Anthony Atwood’s Inauguration Journal – Day 1
FRIDAY 02 – JAN09: This is the three-week journal of my experiences as a Navy Reservist sent to Washington, DC, on temporary active duty in support of the Presidential Inauguration, January 2 through January 23.
Friday morning, January 2nd, sunny and mild. A busy morning. My flight to Washington was at noon and there were many loose ends. Christmas and New Year’s were just over. There were Xmas lights in the bougainvilleas outside. I left them up.
I got to Miami International Airport at mid-morning. The Sky Caps at the curb helped me with my gear. I traveled heavy: a sea bag, garment bag with newly dry cleaned uniforms, a Little Martin traveling guitar slung over my shoulder, and a laptop. The time was favorable; I stopped in for a minute at the Armed Forces Servicemen’s Center off the main concourse. A USO-like lounge for military people passing through. A clean well-lighted place with coffee, Danish and racks to fall out on; it is the labor of love of some great local retired military, and a blessing for the military traveler.
Time and I marched on, passenger screening was smooth. My three seat row of travelers include two ladies; a young nursing student returning to Connecticut. A widow returning to Fairfax. I dozed in the middle seat and when we began out descent into the Washington area said a rosary, counting it off on my fingers. They work as well as beads. When it was complete I opened my eyes just in time to see out the window the Washington’s Monument and the stately buildings of the mall. We landed at National Airport that minute. As soon as we touched down my cell phone went off. It was Mr. Allan McElhiney, an elderly WWII Navy veteran and Ft Lauderdale historian. He told me his pal, retired Colonel Leo Gray, a Tuskegee Airman was going to the Inauguration and would be contacting me. If you don’t know who the Tuskegee Airmen were, just click here.
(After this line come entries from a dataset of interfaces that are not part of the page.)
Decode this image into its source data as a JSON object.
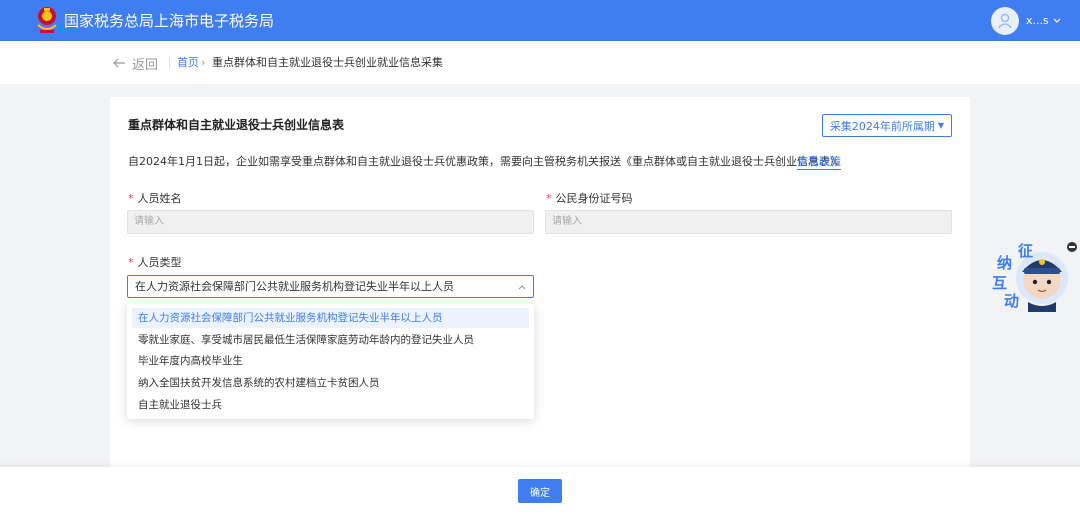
{
  "colors": {
    "primary": "#3f7df1",
    "required": "#e5484d",
    "page_bg": "#f2f3f5"
  },
  "header": {
    "title": "国家税务总局上海市电子税务局",
    "emblem_icon": "tax-emblem-icon",
    "user": {
      "name": "x...s",
      "avatar_icon": "user-avatar-icon",
      "caret_icon": "chevron-down-icon"
    }
  },
  "nav": {
    "back_label": "返回",
    "back_icon": "arrow-left-icon",
    "breadcrumb": {
      "home": "首页",
      "separator": "›",
      "current": "重点群体和自主就业退役士兵创业就业信息采集"
    }
  },
  "form": {
    "title": "重点群体和自主就业退役士兵创业信息表",
    "period_button": "采集2024年前所属期",
    "notice": "自2024年1月1日起，企业如需享受重点群体和自主就业退役士兵优惠政策，需要向主管税务机关报送《重点群体或自主就业退役士兵创业信息表》。",
    "policy_link": "查看政策",
    "required_mark": "*",
    "fields": {
      "name": {
        "label": "人员姓名",
        "placeholder": "请输入"
      },
      "id_number": {
        "label": "公民身份证号码",
        "placeholder": "请输入"
      },
      "person_type": {
        "label": "人员类型",
        "value": "在人力资源社会保障部门公共就业服务机构登记失业半年以上人员",
        "options": [
          "在人力资源社会保障部门公共就业服务机构登记失业半年以上人员",
          "零就业家庭、享受城市居民最低生活保障家庭劳动年龄内的登记失业人员",
          "毕业年度内高校毕业生",
          "纳入全国扶贫开发信息系统的农村建档立卡贫困人员",
          "自主就业退役士兵"
        ],
        "selected_index": 0
      }
    }
  },
  "footer": {
    "confirm_label": "确定"
  },
  "float_widget": {
    "text": [
      "征",
      "纳",
      "互",
      "动"
    ],
    "icon": "mascot-icon",
    "close_icon": "minus-icon"
  }
}
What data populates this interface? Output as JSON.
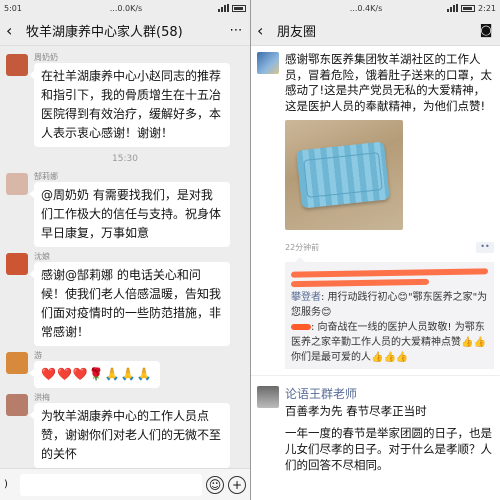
{
  "left": {
    "statusbar": {
      "time": "5:01",
      "center": "...0.0K/s",
      "right_time": ""
    },
    "title": "牧羊湖康养中心家人群(58)",
    "more_icon": "more-icon",
    "messages": [
      {
        "sender": "周奶奶",
        "avatar_color": "#c45a3c",
        "text": "在社羊湖康养中心小赵同志的推荐和指引下，我的骨质增生在十五冶医院得到有效治疗，缓解好多，本人表示衷心感谢！谢谢！"
      },
      {
        "timestamp": "15:30"
      },
      {
        "sender": "郜莉娜",
        "avatar_color": "#d9b7a8",
        "text": "@周奶奶 有需要找我们，是对我们工作极大的信任与支持。祝身体早日康复，万事如意"
      },
      {
        "sender": "沈娘",
        "avatar_color": "#cc5533",
        "text": "感谢@郜莉娜  的电话关心和问候！使我们老人倍感温暖，告知我们面对疫情时的一些防范措施，非常感谢！"
      },
      {
        "sender": "游",
        "avatar_color": "#d88a3c",
        "text": "❤️❤️❤️🌹🙏🙏🙏"
      },
      {
        "sender": "洪梅",
        "avatar_color": "#b57d6a",
        "text": "为牧羊湖康养中心的工作人员点赞，谢谢你们对老人们的无微不至的关怀"
      }
    ],
    "input": {
      "voice_icon": "voice-icon",
      "emoji_icon": "emoji-icon",
      "plus_icon": "plus-icon"
    }
  },
  "right": {
    "statusbar": {
      "time": "",
      "center": "...0.4K/s",
      "right_time": "2:21"
    },
    "title": "朋友圈",
    "camera_icon": "camera-icon",
    "post1": {
      "text": "感谢鄂东医养集团牧羊湖社区的工作人员，冒着危险，饿着肚子送来的口罩，太感动了!这是共产党员无私的大爱精神，这是医护人员的奉献精神，为他们点赞!",
      "time": "22分钟前",
      "comments": [
        {
          "name": "攀登者",
          "text": ": 用行动践行初心😊\"鄂东医养之家\"为您服务😊"
        },
        {
          "name": "",
          "text": ": 向奋战在一线的医护人员致敬! 为鄂东医养之家辛勤工作人员的大爱精神点赞👍👍你们是最可爱的人👍👍👍"
        }
      ]
    },
    "post2": {
      "name": "论语王群老师",
      "line1": "百善孝为先 春节尽孝正当时",
      "para": "一年一度的春节是举家团圆的日子，也是儿女们尽孝的日子。对于什么是孝顺？人们的回答不尽相同。"
    }
  }
}
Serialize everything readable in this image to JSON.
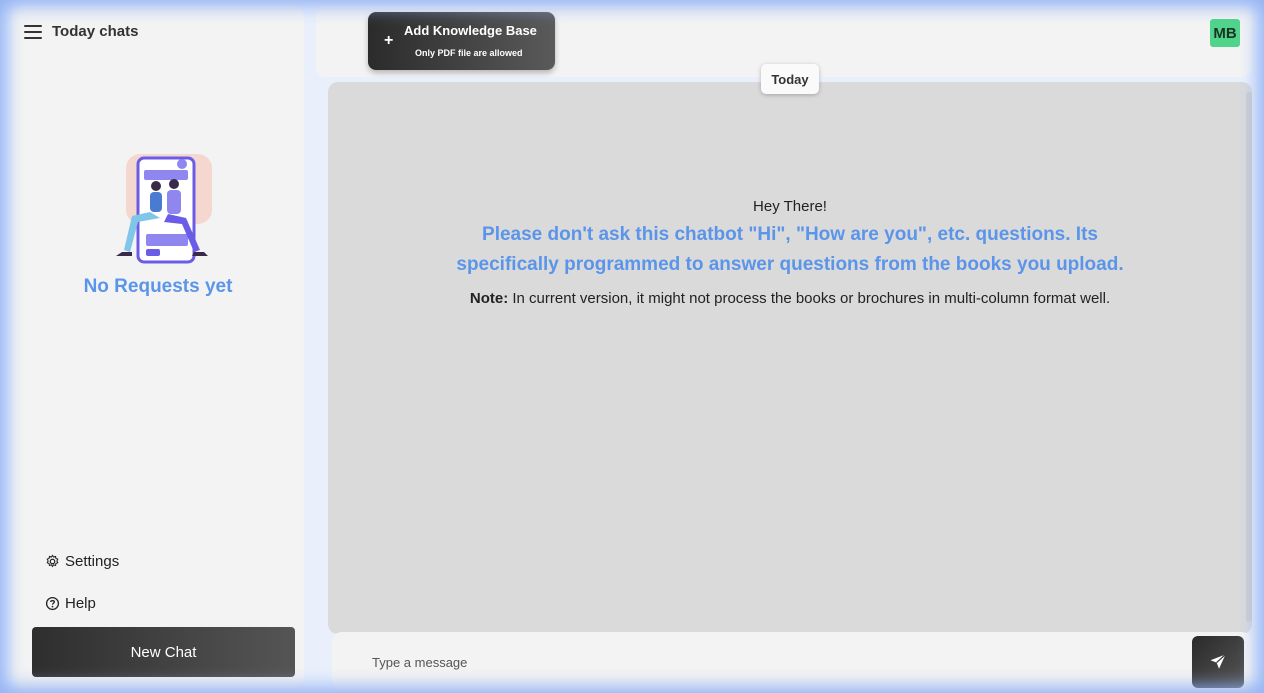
{
  "sidebar": {
    "title": "Today chats",
    "empty_text": "No Requests yet",
    "settings_label": "Settings",
    "help_label": "Help",
    "new_chat_label": "New Chat"
  },
  "header": {
    "kb_button": {
      "title": "Add Knowledge Base",
      "subtitle": "Only PDF file are allowed"
    },
    "avatar_initials": "MB"
  },
  "chat": {
    "date_divider": "Today",
    "greeting": "Hey There!",
    "warning": "Please don't ask this chatbot \"Hi\", \"How are you\", etc. questions. Its specifically programmed to answer questions from the books you upload.",
    "note_label": "Note:",
    "note_text": " In current version, it might not process the books or brochures in multi-column format well."
  },
  "composer": {
    "placeholder": "Type a message"
  },
  "colors": {
    "accent": "#5b95ea",
    "avatar_bg": "#4fd489"
  }
}
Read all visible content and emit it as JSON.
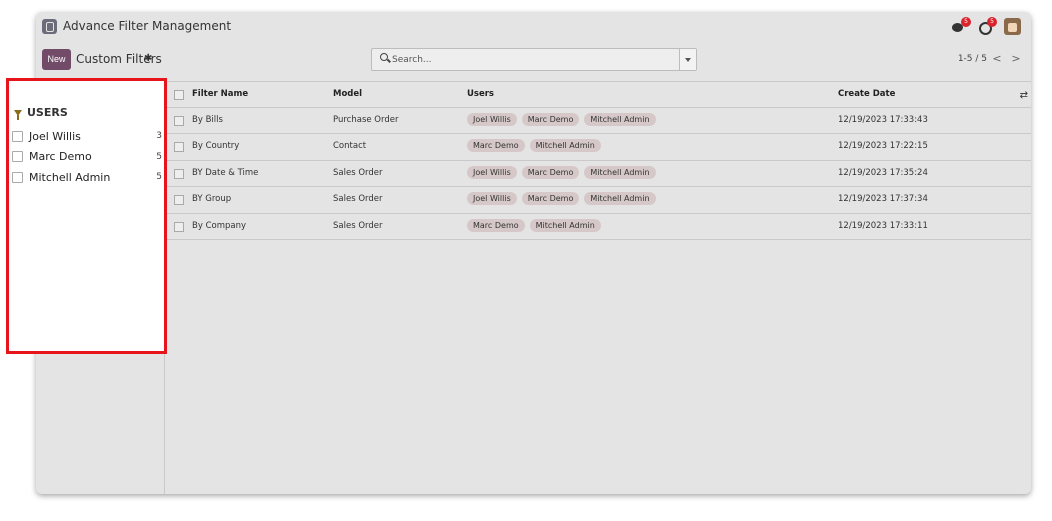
{
  "app": {
    "title": "Advance Filter Management"
  },
  "system": {
    "chat_badge": "5",
    "activity_badge": "5"
  },
  "control": {
    "new_label": "New",
    "page_title": "Custom Filters",
    "search_placeholder": "Search...",
    "pager": "1-5 / 5",
    "prev_label": "<",
    "next_label": ">"
  },
  "sidebar": {
    "title": "USERS",
    "facets": [
      {
        "label": "Joel Willis",
        "count": "3"
      },
      {
        "label": "Marc Demo",
        "count": "5"
      },
      {
        "label": "Mitchell Admin",
        "count": "5"
      }
    ]
  },
  "table": {
    "headers": {
      "name": "Filter Name",
      "model": "Model",
      "users": "Users",
      "date": "Create Date"
    },
    "rows": [
      {
        "name": "By Bills",
        "model": "Purchase Order",
        "users": [
          "Joel Willis",
          "Marc Demo",
          "Mitchell Admin"
        ],
        "date": "12/19/2023 17:33:43"
      },
      {
        "name": "By Country",
        "model": "Contact",
        "users": [
          "Marc Demo",
          "Mitchell Admin"
        ],
        "date": "12/19/2023 17:22:15"
      },
      {
        "name": "BY Date & Time",
        "model": "Sales Order",
        "users": [
          "Joel Willis",
          "Marc Demo",
          "Mitchell Admin"
        ],
        "date": "12/19/2023 17:35:24"
      },
      {
        "name": "BY Group",
        "model": "Sales Order",
        "users": [
          "Joel Willis",
          "Marc Demo",
          "Mitchell Admin"
        ],
        "date": "12/19/2023 17:37:34"
      },
      {
        "name": "By Company",
        "model": "Sales Order",
        "users": [
          "Marc Demo",
          "Mitchell Admin"
        ],
        "date": "12/19/2023 17:33:11"
      }
    ]
  },
  "colors": {
    "highlight": "#e8141c",
    "brand": "#714b67",
    "filter_icon": "#8a6b1c"
  }
}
Arriving at Ronald Reagan National Airport: a cold crisp 36 degrees. Sunny. I picked up my rental car. I got to our lodgings in Arlington before nightfall. It is an extended-stay place a bit like a self-service hotel. The Navy contracted a block of rooms. They are two-bedroom apartments, furnished. Wonderful accommodations, practically the best I’ve ever had, and certainly they beat one sandbagged dugout that comes to memory. My roommate is already onboard. He is a Chief Journalist in the Reserve, a photographer’s mate. In normal life he is a teacher also, from Clearwater, FL. Tomorrow morning we are to report in blues to the Washington Navy Yard across the river. I walked around and got a haircut. Others are filtering in to quarters, a dozen are scheduled altogether. A Chief Yeoman from Los Angeles, she also a teacher. A lady Chief Master at Arms (a Navy cop) from Virginia Beach has driven in. We have three vehicles and plan to caravan. Eleven arrive. The others are all Chief Petty Officers (senior Navy non-coms). I am a Chief Warrant Officer (a junior commissioned officer, the only one) so have some nominal responsibility. I pass the word we will meet in the lobby at “O’dark hundred,” 6:30 am, and go from there.
There seemed a bit of hopeful expectancy at the airport and on the streets on the way in, and all of us Navy people are just delighted and amazed to be part of this, and keenly aware of the singular nature of it all. The rooms have cable, we watch a scary movie “I Am Legend.” Deplorable. And so to bed.